- Problem statement: Search the listing below for the word "title" and return each line that contains it.
..............................
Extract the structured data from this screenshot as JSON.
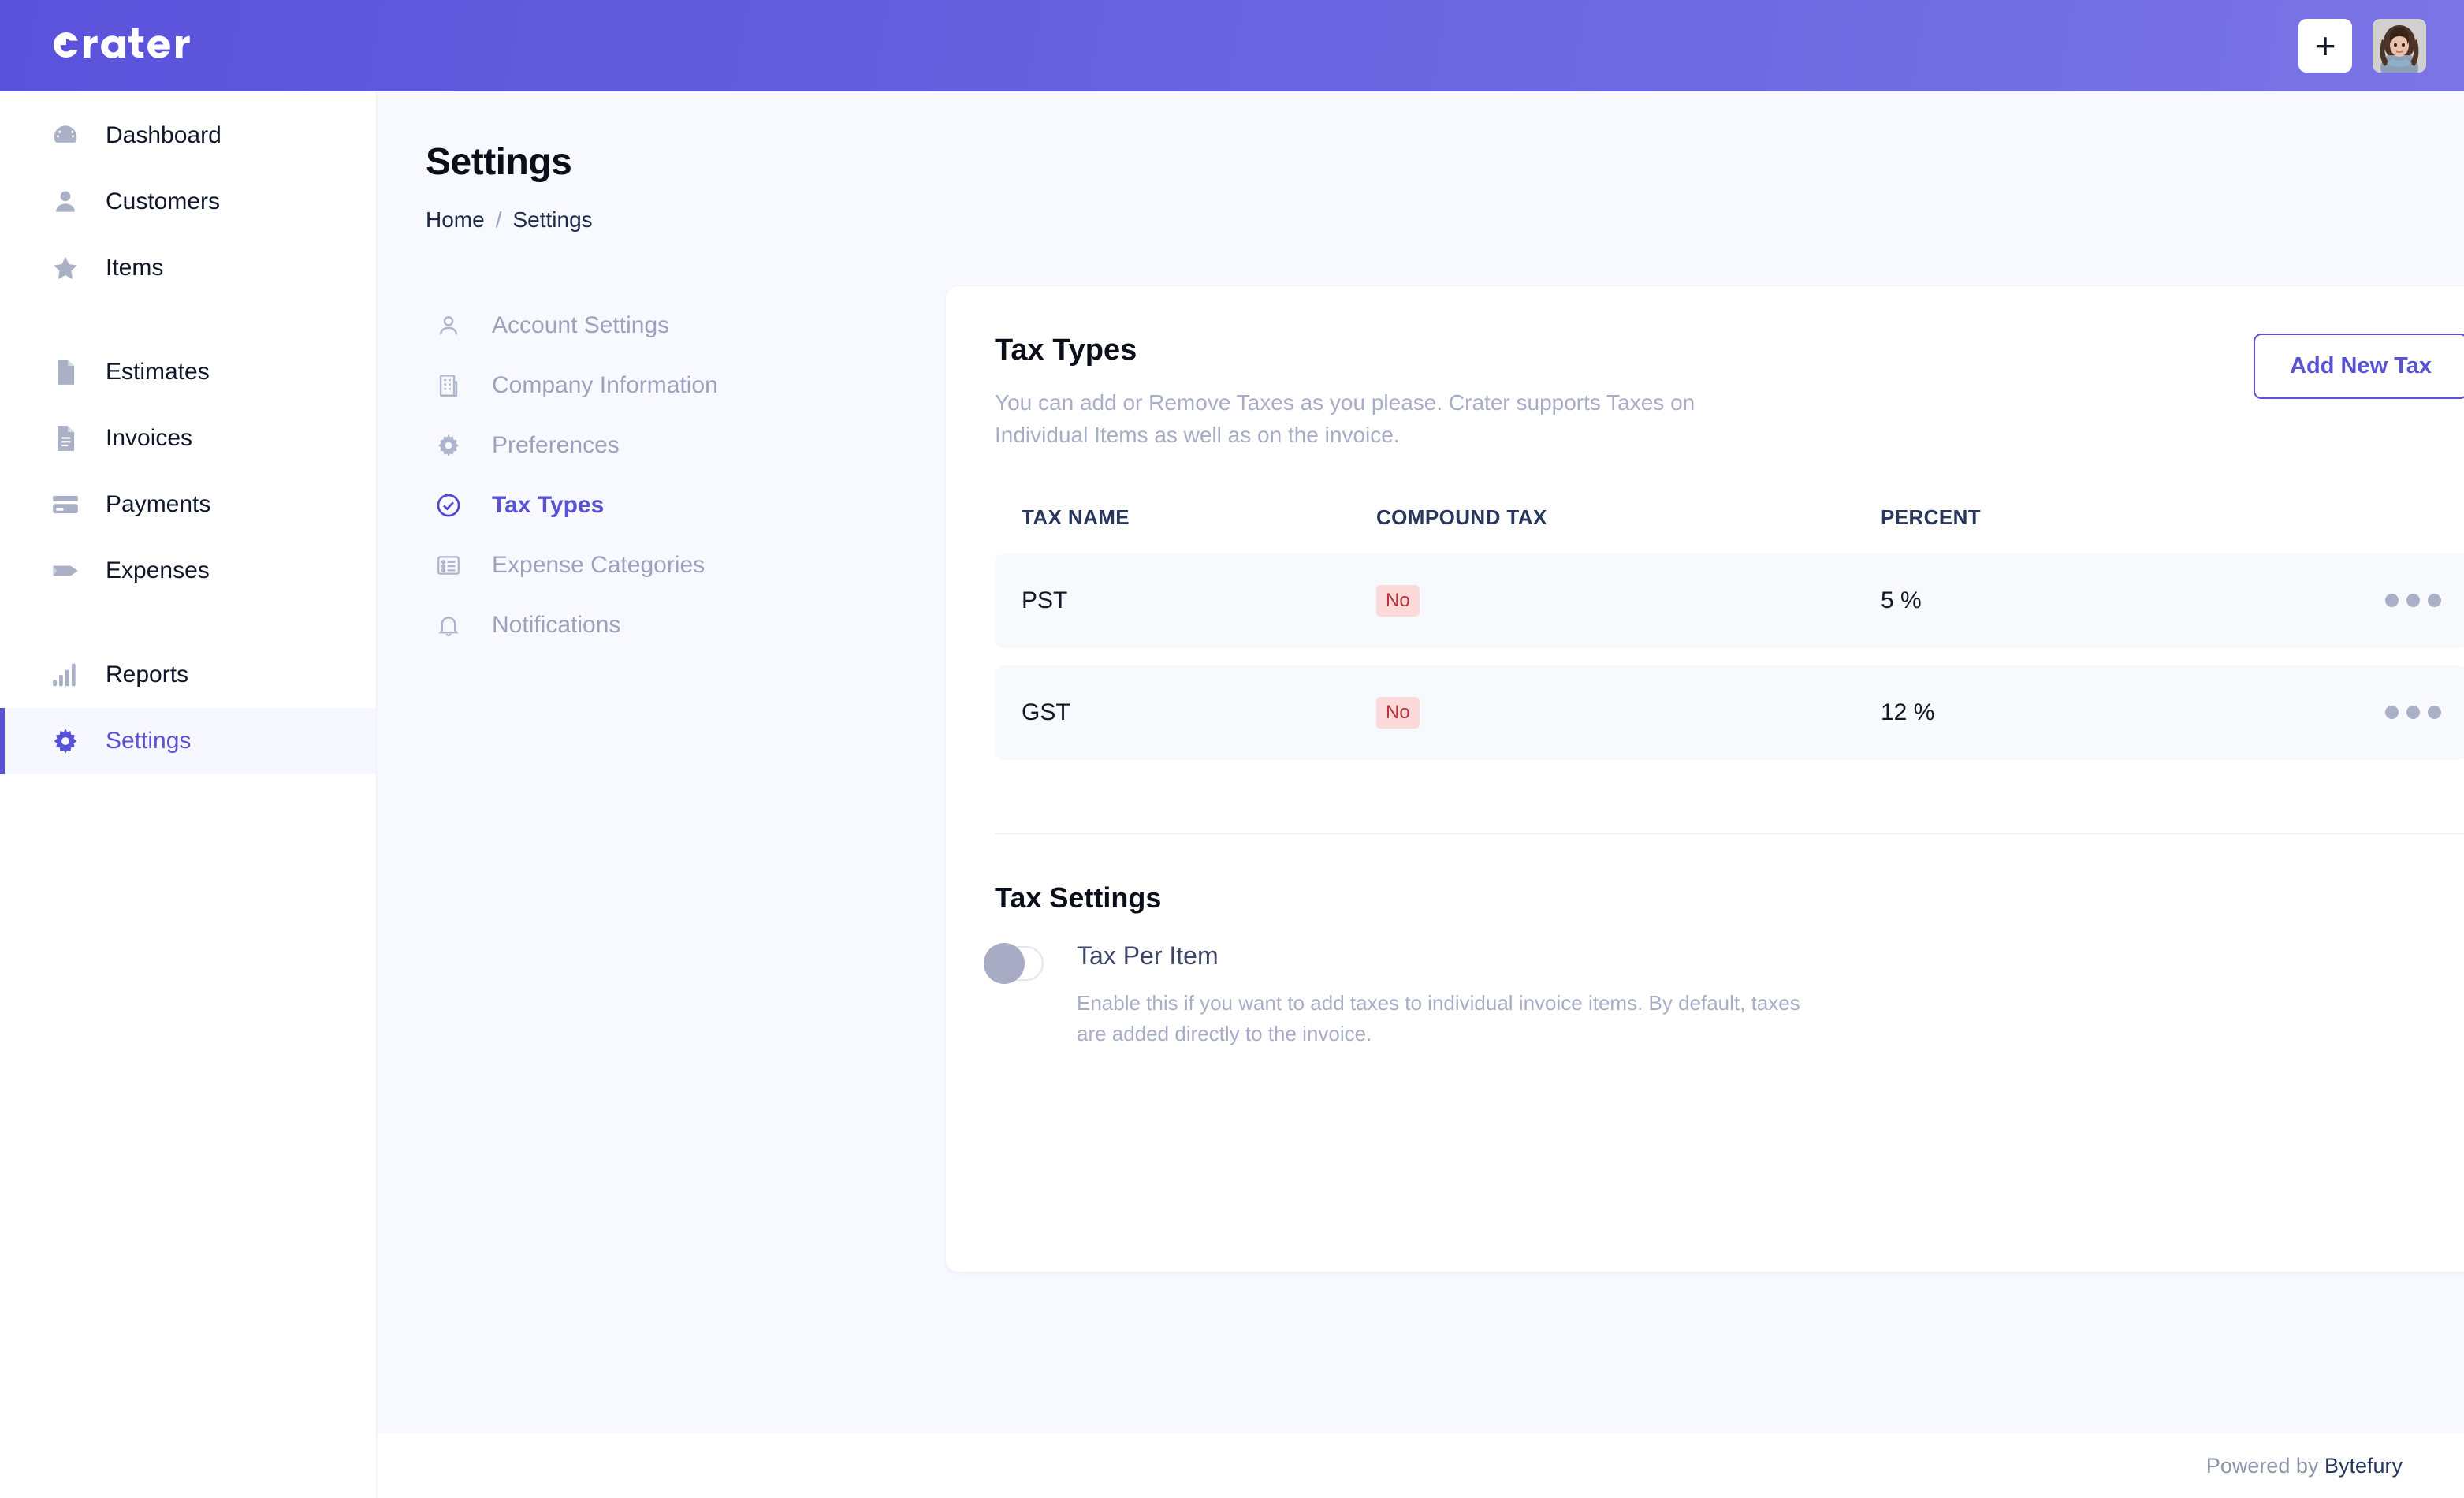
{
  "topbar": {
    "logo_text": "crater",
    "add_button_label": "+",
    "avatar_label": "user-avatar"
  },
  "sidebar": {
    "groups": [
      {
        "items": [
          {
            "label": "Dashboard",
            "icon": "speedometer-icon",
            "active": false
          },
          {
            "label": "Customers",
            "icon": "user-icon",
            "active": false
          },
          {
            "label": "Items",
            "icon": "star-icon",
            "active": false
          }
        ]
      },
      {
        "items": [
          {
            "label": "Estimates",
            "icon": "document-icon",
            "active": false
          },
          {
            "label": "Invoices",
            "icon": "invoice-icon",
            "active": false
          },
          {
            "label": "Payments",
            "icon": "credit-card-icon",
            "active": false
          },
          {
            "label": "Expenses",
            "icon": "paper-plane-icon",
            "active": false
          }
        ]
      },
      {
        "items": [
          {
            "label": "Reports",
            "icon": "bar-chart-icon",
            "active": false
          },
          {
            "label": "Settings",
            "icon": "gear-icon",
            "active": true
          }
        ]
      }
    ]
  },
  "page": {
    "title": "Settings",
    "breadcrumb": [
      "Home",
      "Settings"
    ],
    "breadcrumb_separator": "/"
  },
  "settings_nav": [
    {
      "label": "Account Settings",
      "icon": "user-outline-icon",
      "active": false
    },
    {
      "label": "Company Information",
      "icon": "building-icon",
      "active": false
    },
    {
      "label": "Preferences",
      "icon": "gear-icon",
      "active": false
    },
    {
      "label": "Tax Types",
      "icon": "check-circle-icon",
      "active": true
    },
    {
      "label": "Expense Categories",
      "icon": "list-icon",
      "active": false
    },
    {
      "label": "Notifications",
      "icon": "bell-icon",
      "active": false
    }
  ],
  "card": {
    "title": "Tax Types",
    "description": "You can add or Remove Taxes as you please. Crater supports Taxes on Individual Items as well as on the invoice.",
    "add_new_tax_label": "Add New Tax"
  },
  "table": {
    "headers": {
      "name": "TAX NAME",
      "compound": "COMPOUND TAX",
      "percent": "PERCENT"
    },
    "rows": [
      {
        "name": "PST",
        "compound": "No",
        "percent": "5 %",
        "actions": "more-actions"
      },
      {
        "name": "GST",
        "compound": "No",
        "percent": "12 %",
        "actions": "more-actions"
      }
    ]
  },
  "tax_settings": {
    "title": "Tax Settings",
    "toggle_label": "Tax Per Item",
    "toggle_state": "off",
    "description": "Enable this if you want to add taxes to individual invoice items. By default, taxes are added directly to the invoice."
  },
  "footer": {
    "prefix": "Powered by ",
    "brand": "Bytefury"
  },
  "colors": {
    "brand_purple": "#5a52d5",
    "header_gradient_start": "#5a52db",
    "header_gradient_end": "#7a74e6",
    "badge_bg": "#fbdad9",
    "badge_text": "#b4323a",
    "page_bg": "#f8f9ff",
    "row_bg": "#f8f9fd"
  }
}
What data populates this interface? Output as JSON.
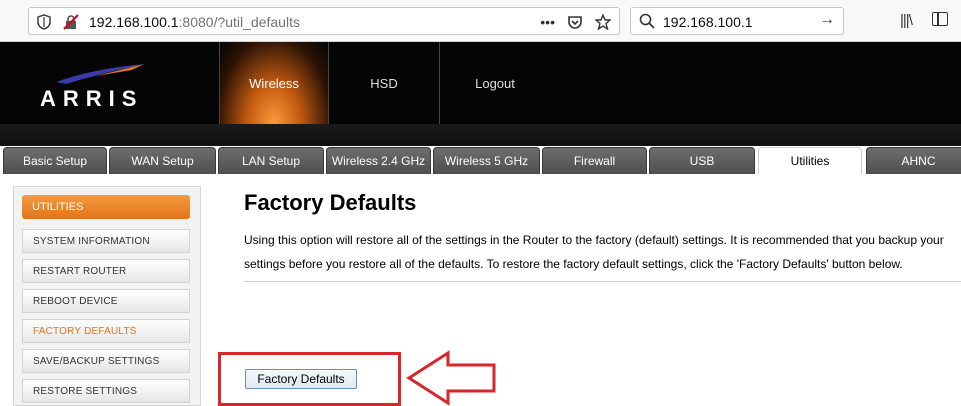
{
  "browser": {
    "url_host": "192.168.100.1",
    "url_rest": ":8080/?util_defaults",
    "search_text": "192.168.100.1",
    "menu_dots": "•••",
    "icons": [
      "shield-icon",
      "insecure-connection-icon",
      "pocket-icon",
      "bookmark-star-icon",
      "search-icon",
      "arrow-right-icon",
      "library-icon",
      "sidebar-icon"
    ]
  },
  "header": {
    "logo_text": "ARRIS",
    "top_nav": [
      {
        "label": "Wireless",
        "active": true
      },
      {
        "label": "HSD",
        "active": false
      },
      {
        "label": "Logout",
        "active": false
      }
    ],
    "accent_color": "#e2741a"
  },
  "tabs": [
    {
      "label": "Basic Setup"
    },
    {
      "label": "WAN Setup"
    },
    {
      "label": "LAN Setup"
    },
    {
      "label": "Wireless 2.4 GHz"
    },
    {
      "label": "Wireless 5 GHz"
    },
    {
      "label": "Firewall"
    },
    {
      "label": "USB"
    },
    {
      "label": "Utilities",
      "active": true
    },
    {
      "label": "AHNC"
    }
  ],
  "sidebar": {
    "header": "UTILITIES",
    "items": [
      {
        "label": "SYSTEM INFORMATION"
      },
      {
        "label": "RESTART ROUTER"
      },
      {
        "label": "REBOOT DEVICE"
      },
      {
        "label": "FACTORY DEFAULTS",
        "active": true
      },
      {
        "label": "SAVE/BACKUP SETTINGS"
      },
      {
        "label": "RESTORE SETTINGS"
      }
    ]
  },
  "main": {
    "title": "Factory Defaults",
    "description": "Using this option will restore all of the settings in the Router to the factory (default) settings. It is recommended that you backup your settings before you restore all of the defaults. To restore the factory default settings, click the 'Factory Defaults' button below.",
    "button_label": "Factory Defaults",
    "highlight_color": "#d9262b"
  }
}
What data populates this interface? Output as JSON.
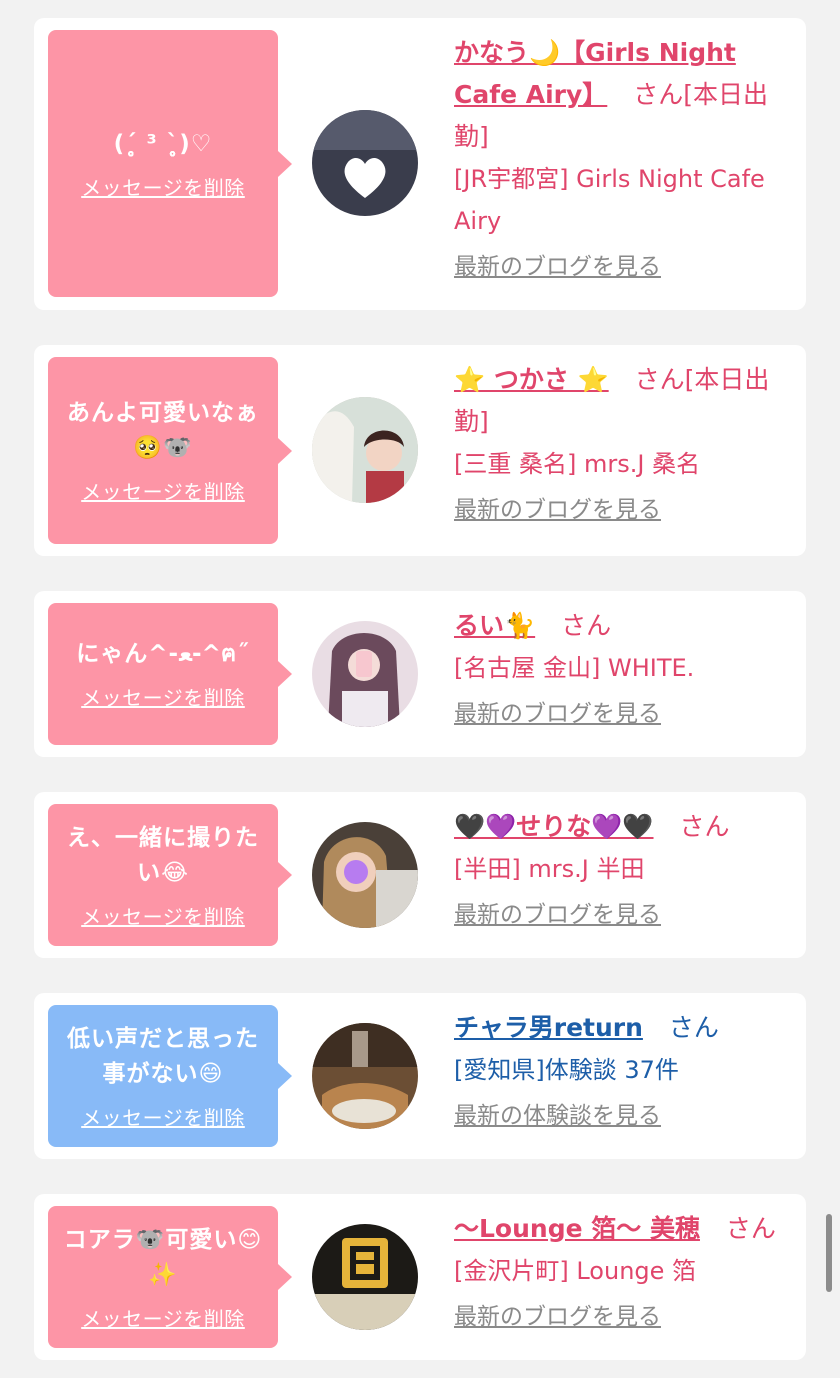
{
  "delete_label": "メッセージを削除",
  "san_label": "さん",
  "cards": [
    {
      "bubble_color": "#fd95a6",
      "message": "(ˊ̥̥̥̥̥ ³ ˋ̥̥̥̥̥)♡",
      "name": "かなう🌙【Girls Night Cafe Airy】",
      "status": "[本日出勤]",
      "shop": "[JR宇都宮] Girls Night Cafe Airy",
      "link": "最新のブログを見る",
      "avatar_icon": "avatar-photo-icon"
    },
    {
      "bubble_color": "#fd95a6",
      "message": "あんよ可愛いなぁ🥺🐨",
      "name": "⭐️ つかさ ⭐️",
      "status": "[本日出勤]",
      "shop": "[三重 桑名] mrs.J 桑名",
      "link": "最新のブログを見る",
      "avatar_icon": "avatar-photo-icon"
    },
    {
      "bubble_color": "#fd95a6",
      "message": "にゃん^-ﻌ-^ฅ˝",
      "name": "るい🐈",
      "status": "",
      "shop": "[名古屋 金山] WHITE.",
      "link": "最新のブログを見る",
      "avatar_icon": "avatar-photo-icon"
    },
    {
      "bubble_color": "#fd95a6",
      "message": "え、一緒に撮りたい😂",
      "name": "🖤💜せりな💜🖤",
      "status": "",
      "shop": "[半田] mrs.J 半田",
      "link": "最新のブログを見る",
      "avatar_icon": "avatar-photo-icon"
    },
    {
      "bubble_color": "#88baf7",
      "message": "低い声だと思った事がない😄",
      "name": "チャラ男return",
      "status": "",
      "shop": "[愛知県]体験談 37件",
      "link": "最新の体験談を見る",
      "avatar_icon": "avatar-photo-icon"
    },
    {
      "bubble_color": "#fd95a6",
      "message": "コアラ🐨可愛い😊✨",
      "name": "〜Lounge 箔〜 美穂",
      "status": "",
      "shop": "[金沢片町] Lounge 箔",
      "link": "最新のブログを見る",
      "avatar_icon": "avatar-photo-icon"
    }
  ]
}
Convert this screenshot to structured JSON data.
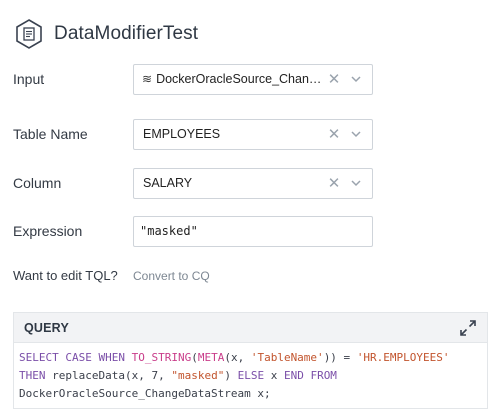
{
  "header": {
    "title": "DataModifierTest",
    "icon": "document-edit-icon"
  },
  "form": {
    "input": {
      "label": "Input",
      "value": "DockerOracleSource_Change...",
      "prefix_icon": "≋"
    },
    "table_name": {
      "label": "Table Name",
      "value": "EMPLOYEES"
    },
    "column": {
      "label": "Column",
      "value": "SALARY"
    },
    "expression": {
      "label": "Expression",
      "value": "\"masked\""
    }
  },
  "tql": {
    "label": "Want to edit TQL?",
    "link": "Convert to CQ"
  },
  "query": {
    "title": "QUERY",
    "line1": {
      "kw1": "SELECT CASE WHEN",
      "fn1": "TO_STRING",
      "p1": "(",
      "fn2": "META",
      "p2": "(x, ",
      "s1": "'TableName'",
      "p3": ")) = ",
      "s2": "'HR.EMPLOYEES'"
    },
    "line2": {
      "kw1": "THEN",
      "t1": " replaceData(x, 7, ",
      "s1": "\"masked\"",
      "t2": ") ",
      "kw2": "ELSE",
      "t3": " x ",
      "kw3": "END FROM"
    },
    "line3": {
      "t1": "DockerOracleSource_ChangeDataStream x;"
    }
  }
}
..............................
- Written response:
    "title": "Settings",
    "title": "Tax Types",
    "title": "Tax Settings",
    "title": "Factory Defaults",
    "title": "DataModifierTest",
    "title": "QUERY",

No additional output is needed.